Search the data for "text". Return each matching line.

##### Records for processing #####

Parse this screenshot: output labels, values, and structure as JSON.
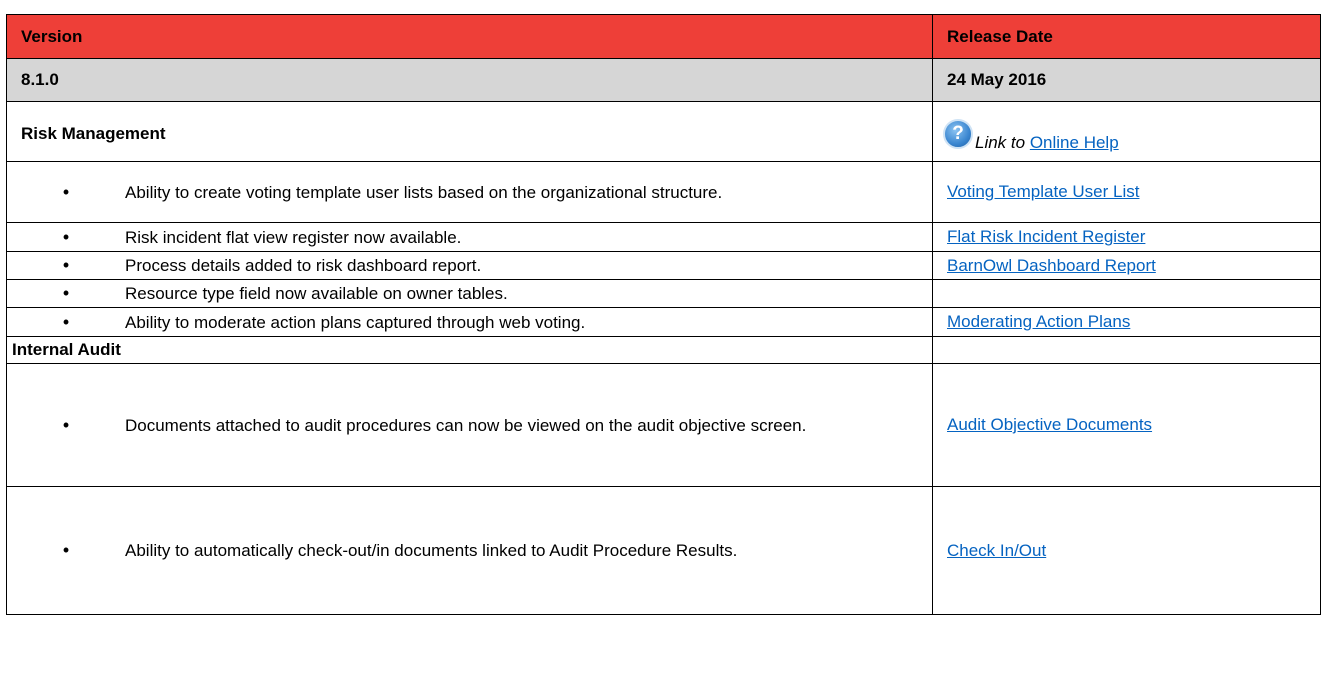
{
  "header": {
    "col1": "Version",
    "col2": "Release Date"
  },
  "release": {
    "version": "8.1.0",
    "date": "24 May 2016"
  },
  "risk_section": {
    "title": "Risk Management",
    "help_prefix": "Link to",
    "help_link": "Online Help",
    "help_icon": "question-mark-icon"
  },
  "risk_items": [
    {
      "text": "Ability to create voting template user lists based on the organizational structure.",
      "link": "Voting Template User List"
    },
    {
      "text": "Risk incident flat view register now available.",
      "link": "Flat Risk Incident Register"
    },
    {
      "text": "Process details added to risk dashboard report.",
      "link": "BarnOwl Dashboard Report"
    },
    {
      "text": "Resource type field now available on owner tables.",
      "link": ""
    },
    {
      "text": "Ability to moderate action plans captured through web voting.",
      "link": "Moderating Action Plans"
    }
  ],
  "audit_section": {
    "title": "Internal Audit"
  },
  "audit_items": [
    {
      "text": "Documents attached to audit procedures can now be viewed on the audit objective screen.",
      "link": "Audit Objective Documents"
    },
    {
      "text": "Ability to automatically check-out/in documents linked to Audit Procedure Results.",
      "link": "Check In/Out"
    }
  ],
  "colors": {
    "header_bg": "#ee3f38",
    "version_bg": "#d6d6d6",
    "link": "#0563c1"
  },
  "bullet_char": "•"
}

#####

**Expected answer**
      "text": "Ability to create voting template user lists based on the organizational structure.",
      "text": "Risk incident flat view register now available.",
      "text": "Process details added to risk dashboard report.",
      "text": "Resource type field now available on owner tables.",
      "text": "Ability to moderate action plans captured through web voting.",
      "text": "Documents attached to audit procedures can now be viewed on the audit objective screen.",
      "text": "Ability to automatically check-out/in documents linked to Audit Procedure Results.",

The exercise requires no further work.